To objective disorder!
Dear Catholic Right:
The only argument you use more frequently than incest is your food/sex analogy. You know the one I’m talking about, Catholic Right. 1600 years ago, Augustine of Hippo wrote of the “sweet necessity” of eating using the same logic and language that he used to write about sex. You’ve been fleshing out the metaphor ever since. The idea is this: eating and sex both give us pleasure, but both have a vital purpose—nourishment, in the case of eating, and reproduction, in the case of sex. You argue that when we have deliberately non-procreative sex (sodomy, masturbation, contraceptive sex) we’re separating the pleasure of sex from its vital purpose. And this is as unnatural as separating the pleasure of eating from its nourishment—which, you say, would be like eating a great meal only to intentionally throw it up.
Your analogies are always more apt than you know. The human relationship to food and drink is a great metaphor for our relationship to sex—it just doesn’t lead where you think it will.
Because here’s the thing: we separate the pleasure of flavor from the nourishing purpose of food and drink all the time. We do it when we chew gum. We do it when we drink Coke Zero. We do it when we take that extra piece of pie at Thanksgiving, or cake at our cousin’s wedding. We do it when we toast a bride and groom with champagne, or when we grab a couple of beers with our friends after work.
Looking over that list, I can already see your objections, Catholic Right. You’ll say that Coke Zero is unnatural (okay, I agree with you there). And, ever the legalists, you’ll point out that wedding cake, pecan pie, champagne and beer may not be healthy, but we do take calories from them, so technically they nourish us. Even chewing gum provides a calorie or two.
Fine. Let’s focus on the beer and champagne. Because as surely as we need food to nourish us, we need liquids to keep us hydrated, or we die.

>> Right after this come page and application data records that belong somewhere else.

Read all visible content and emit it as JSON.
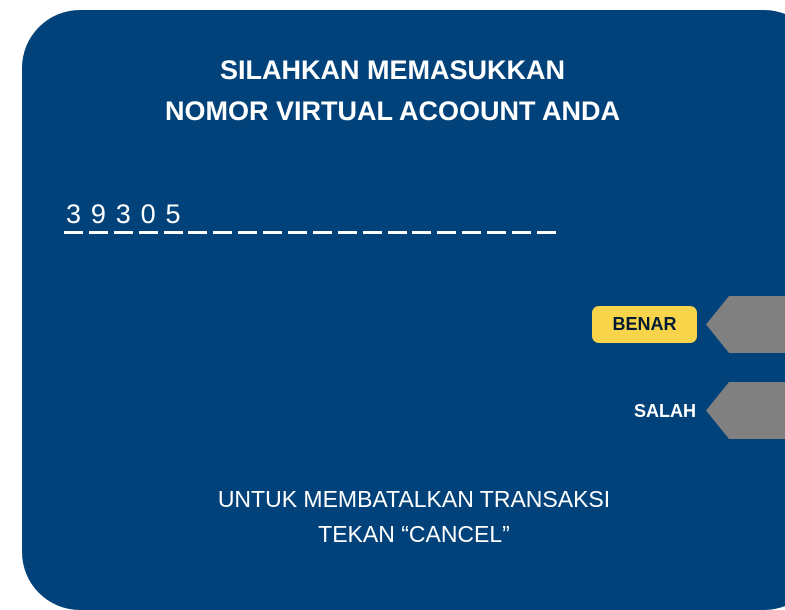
{
  "screen": {
    "title_line1": "SILAHKAN MEMASUKKAN",
    "title_line2": "NOMOR VIRTUAL ACOOUNT ANDA",
    "va_digits": [
      "3",
      "9",
      "3",
      "0",
      "5",
      "",
      "",
      "",
      "",
      "",
      "",
      "",
      "",
      "",
      "",
      "",
      "",
      "",
      "",
      ""
    ],
    "buttons": {
      "benar": "BENAR",
      "salah": "SALAH"
    },
    "footer_line1": "UNTUK MEMBATALKAN TRANSAKSI",
    "footer_line2": "TEKAN “CANCEL”"
  },
  "colors": {
    "screen_bg": "#02427a",
    "highlight": "#f8d44a",
    "side_button": "#808080",
    "text": "#ffffff"
  }
}
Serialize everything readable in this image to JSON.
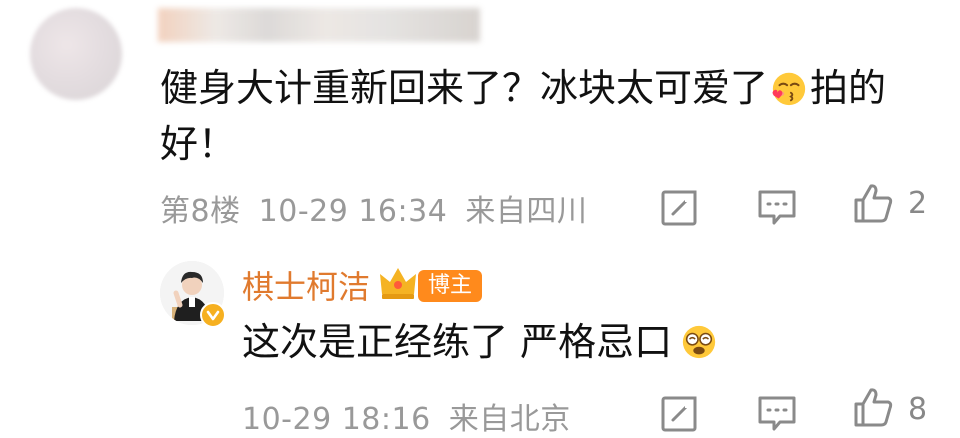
{
  "comment": {
    "text_line1": "健身大计重新回来了？冰块太可爱了",
    "text_after_emoji": "拍的",
    "text_line2": "好！",
    "emoji": "kiss-face-emoji",
    "floor": "第8楼",
    "time": "10-29 16:34",
    "location": "来自四川",
    "like_count": "2"
  },
  "reply": {
    "author": "棋士柯洁",
    "badge": "博主",
    "text": "这次是正经练了 严格忌口",
    "emoji": "dizzy-face-emoji",
    "time": "10-29 18:16",
    "location": "来自北京",
    "like_count": "8"
  },
  "colors": {
    "author_name": "#e07a2e",
    "badge_bg": "#ff8a1c",
    "meta": "#999999"
  }
}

That’s our bodies’ purpose for drinking, whatever pleasure we may take from the act.
Alcohol is a diuretic—it dehydrates us. Using our bodies’ hydration system to dehydrate is, by your logic, unnatural.
Which brings me to everybody’s favorite Catholic writer, G.K. Chesterton, who wrote a marvelous essay in defense of beer. Here’s one of its truest lines:
“Let a man walk ten miles steadily on a hot summer’s day along a dusty English road, and he will soon discover why beer was invented.”
Chesterton’s walking man may want a beer; he needs a glass of water. Especially if he’s already parched. And he’ll know it in the morning, too, unless he breaks even by drinking water before he goes to bed. While the man’s desire for a beer is understandable, in the strict logic of natural law it is also objectively disordered.
Chesterton understands this. “Doubtless,” he writes, “it is unnatural to be drunk. But then in a real sense it is unnatural to be human.”
To be clear, Catholic Right, I’m not suggesting you change your stance on drinking. In fact I think you’re at your best when you write about beer, or wine, or bourbon. You accept ambiguity and you reject black-and-white thinking; you recognize the dangers of drinking, but you celebrate the risks; you’re generous, nuanced, intelligent—in a word, human.
Let’s have more of that, please.